* Work item: Extract the full set of records, then give each one again exactly.

* Material shown:
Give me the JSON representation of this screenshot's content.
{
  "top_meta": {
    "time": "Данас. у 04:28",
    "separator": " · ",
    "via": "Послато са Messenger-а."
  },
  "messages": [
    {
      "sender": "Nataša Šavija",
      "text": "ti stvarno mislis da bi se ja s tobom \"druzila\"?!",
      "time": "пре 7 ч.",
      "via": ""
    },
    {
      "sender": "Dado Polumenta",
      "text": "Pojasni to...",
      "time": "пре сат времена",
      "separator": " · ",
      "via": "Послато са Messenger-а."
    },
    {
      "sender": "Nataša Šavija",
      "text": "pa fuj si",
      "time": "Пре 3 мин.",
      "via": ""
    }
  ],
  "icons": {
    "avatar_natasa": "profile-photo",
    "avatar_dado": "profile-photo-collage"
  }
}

* Solution below:
Give me the JSON representation of this screenshot's content.
{
  "top_meta": {
    "time": "Данас. у 04:28",
    "separator": " · ",
    "via": "Послато са Messenger-а."
  },
  "messages": [
    {
      "sender": "Nataša Šavija",
      "text": "ti stvarno mislis da bi se ja s tobom \"druzila\"?!",
      "time": "пре 7 ч.",
      "via": ""
    },
    {
      "sender": "Dado Polumenta",
      "text": "Pojasni to...",
      "time": "пре сат времена",
      "separator": " · ",
      "via": "Послато са Messenger-а."
    },
    {
      "sender": "Nataša Šavija",
      "text": "pa fuj si",
      "time": "Пре 3 мин.",
      "via": ""
    }
  ],
  "icons": {
    "avatar_natasa": "profile-photo",
    "avatar_dado": "profile-photo-collage"
  }
}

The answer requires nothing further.